== TASK TO CARRY OUT ==
Please reproduce the records below exactly, omitting any pictures they contain.

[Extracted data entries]
__________

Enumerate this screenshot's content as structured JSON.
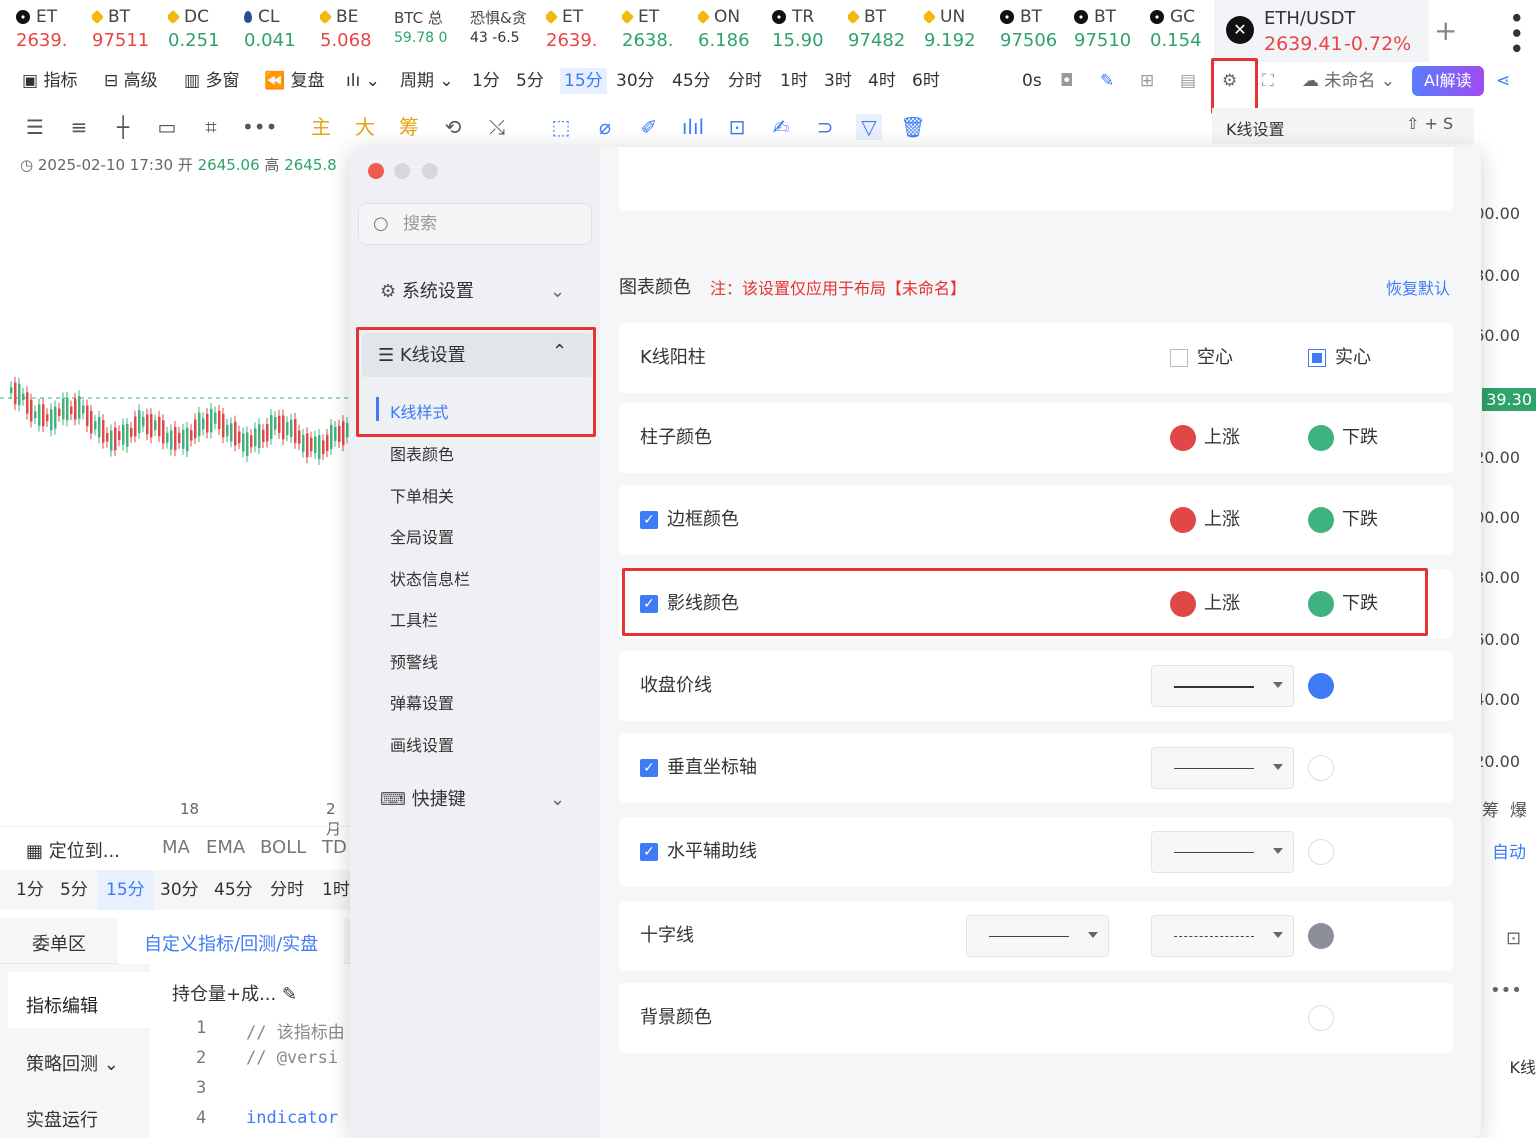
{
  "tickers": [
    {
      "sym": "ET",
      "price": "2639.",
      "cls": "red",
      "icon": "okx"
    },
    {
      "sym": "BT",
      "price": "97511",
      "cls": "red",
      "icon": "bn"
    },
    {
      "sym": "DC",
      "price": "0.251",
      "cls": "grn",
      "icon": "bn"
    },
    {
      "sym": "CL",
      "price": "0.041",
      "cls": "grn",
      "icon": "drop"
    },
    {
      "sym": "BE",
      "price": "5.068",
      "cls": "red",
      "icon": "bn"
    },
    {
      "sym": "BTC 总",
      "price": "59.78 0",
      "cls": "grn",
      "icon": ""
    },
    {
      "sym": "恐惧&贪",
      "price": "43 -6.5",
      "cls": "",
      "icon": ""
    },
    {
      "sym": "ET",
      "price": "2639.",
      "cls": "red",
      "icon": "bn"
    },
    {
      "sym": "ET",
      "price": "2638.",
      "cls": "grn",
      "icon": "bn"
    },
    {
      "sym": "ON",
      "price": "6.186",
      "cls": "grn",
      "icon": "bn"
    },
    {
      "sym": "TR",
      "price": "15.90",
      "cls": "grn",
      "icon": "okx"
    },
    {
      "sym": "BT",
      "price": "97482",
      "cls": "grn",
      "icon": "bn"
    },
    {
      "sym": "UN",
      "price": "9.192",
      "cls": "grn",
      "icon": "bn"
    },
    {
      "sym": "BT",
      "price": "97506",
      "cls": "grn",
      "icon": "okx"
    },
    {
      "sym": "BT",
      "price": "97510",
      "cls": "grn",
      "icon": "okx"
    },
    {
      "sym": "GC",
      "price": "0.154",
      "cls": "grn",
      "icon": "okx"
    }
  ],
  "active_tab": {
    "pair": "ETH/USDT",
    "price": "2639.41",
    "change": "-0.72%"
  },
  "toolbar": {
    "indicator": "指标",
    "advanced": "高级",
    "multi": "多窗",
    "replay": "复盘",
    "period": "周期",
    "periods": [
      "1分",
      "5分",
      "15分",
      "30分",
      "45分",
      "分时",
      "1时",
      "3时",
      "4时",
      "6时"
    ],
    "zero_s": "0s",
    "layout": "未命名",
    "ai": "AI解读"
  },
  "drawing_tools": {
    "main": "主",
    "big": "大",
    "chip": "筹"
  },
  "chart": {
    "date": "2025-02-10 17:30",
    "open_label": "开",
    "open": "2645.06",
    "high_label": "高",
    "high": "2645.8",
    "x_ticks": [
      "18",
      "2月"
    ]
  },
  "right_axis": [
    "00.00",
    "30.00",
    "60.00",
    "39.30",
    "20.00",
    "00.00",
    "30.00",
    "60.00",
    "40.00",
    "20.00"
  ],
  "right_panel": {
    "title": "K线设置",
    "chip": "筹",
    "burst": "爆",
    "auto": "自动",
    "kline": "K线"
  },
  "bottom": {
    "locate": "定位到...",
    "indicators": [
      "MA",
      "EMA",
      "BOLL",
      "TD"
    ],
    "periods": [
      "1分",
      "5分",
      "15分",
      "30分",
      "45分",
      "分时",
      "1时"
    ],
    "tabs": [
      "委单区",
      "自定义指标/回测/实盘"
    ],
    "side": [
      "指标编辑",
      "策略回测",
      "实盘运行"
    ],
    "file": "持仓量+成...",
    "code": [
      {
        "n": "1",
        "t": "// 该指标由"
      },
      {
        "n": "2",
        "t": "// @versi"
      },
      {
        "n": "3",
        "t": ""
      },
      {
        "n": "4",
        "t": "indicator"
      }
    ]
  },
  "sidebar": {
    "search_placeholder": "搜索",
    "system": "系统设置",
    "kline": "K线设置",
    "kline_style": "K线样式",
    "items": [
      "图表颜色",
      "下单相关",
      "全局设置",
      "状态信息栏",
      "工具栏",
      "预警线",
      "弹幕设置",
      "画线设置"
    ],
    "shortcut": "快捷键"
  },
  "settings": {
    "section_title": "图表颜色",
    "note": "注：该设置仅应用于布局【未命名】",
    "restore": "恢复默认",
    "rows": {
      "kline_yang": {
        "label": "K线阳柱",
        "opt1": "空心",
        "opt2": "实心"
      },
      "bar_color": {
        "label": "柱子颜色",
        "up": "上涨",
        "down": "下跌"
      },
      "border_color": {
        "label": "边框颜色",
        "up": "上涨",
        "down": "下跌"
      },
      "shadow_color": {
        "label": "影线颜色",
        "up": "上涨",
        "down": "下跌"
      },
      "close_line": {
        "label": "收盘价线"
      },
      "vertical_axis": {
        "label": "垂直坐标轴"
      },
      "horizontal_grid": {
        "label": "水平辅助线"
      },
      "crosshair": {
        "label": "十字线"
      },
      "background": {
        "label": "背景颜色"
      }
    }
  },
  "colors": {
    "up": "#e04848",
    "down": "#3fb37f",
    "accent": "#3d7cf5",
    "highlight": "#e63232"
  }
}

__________

== ANSWER AREA ==
Enumerate this screenshot's content as structured JSON.
{
  "tickers": [
    {
      "sym": "ET",
      "price": "2639.",
      "cls": "red",
      "icon": "okx"
    },
    {
      "sym": "BT",
      "price": "97511",
      "cls": "red",
      "icon": "bn"
    },
    {
      "sym": "DC",
      "price": "0.251",
      "cls": "grn",
      "icon": "bn"
    },
    {
      "sym": "CL",
      "price": "0.041",
      "cls": "grn",
      "icon": "drop"
    },
    {
      "sym": "BE",
      "price": "5.068",
      "cls": "red",
      "icon": "bn"
    },
    {
      "sym": "BTC 总",
      "price": "59.78 0",
      "cls": "grn",
      "icon": ""
    },
    {
      "sym": "恐惧&贪",
      "price": "43 -6.5",
      "cls": "",
      "icon": ""
    },
    {
      "sym": "ET",
      "price": "2639.",
      "cls": "red",
      "icon": "bn"
    },
    {
      "sym": "ET",
      "price": "2638.",
      "cls": "grn",
      "icon": "bn"
    },
    {
      "sym": "ON",
      "price": "6.186",
      "cls": "grn",
      "icon": "bn"
    },
    {
      "sym": "TR",
      "price": "15.90",
      "cls": "grn",
      "icon": "okx"
    },
    {
      "sym": "BT",
      "price": "97482",
      "cls": "grn",
      "icon": "bn"
    },
    {
      "sym": "UN",
      "price": "9.192",
      "cls": "grn",
      "icon": "bn"
    },
    {
      "sym": "BT",
      "price": "97506",
      "cls": "grn",
      "icon": "okx"
    },
    {
      "sym": "BT",
      "price": "97510",
      "cls": "grn",
      "icon": "okx"
    },
    {
      "sym": "GC",
      "price": "0.154",
      "cls": "grn",
      "icon": "okx"
    }
  ],
  "active_tab": {
    "pair": "ETH/USDT",
    "price": "2639.41",
    "change": "-0.72%"
  },
  "toolbar": {
    "indicator": "指标",
    "advanced": "高级",
    "multi": "多窗",
    "replay": "复盘",
    "period": "周期",
    "periods": [
      "1分",
      "5分",
      "15分",
      "30分",
      "45分",
      "分时",
      "1时",
      "3时",
      "4时",
      "6时"
    ],
    "zero_s": "0s",
    "layout": "未命名",
    "ai": "AI解读"
  },
  "drawing_tools": {
    "main": "主",
    "big": "大",
    "chip": "筹"
  },
  "chart": {
    "date": "2025-02-10 17:30",
    "open_label": "开",
    "open": "2645.06",
    "high_label": "高",
    "high": "2645.8",
    "x_ticks": [
      "18",
      "2月"
    ]
  },
  "right_axis": [
    "00.00",
    "30.00",
    "60.00",
    "39.30",
    "20.00",
    "00.00",
    "30.00",
    "60.00",
    "40.00",
    "20.00"
  ],
  "right_panel": {
    "title": "K线设置",
    "chip": "筹",
    "burst": "爆",
    "auto": "自动",
    "kline": "K线"
  },
  "bottom": {
    "locate": "定位到...",
    "indicators": [
      "MA",
      "EMA",
      "BOLL",
      "TD"
    ],
    "periods": [
      "1分",
      "5分",
      "15分",
      "30分",
      "45分",
      "分时",
      "1时"
    ],
    "tabs": [
      "委单区",
      "自定义指标/回测/实盘"
    ],
    "side": [
      "指标编辑",
      "策略回测",
      "实盘运行"
    ],
    "file": "持仓量+成...",
    "code": [
      {
        "n": "1",
        "t": "// 该指标由"
      },
      {
        "n": "2",
        "t": "// @versi"
      },
      {
        "n": "3",
        "t": ""
      },
      {
        "n": "4",
        "t": "indicator"
      }
    ]
  },
  "sidebar": {
    "search_placeholder": "搜索",
    "system": "系统设置",
    "kline": "K线设置",
    "kline_style": "K线样式",
    "items": [
      "图表颜色",
      "下单相关",
      "全局设置",
      "状态信息栏",
      "工具栏",
      "预警线",
      "弹幕设置",
      "画线设置"
    ],
    "shortcut": "快捷键"
  },
  "settings": {
    "section_title": "图表颜色",
    "note": "注：该设置仅应用于布局【未命名】",
    "restore": "恢复默认",
    "rows": {
      "kline_yang": {
        "label": "K线阳柱",
        "opt1": "空心",
        "opt2": "实心"
      },
      "bar_color": {
        "label": "柱子颜色",
        "up": "上涨",
        "down": "下跌"
      },
      "border_color": {
        "label": "边框颜色",
        "up": "上涨",
        "down": "下跌"
      },
      "shadow_color": {
        "label": "影线颜色",
        "up": "上涨",
        "down": "下跌"
      },
      "close_line": {
        "label": "收盘价线"
      },
      "vertical_axis": {
        "label": "垂直坐标轴"
      },
      "horizontal_grid": {
        "label": "水平辅助线"
      },
      "crosshair": {
        "label": "十字线"
      },
      "background": {
        "label": "背景颜色"
      }
    }
  },
  "colors": {
    "up": "#e04848",
    "down": "#3fb37f",
    "accent": "#3d7cf5",
    "highlight": "#e63232"
  }
}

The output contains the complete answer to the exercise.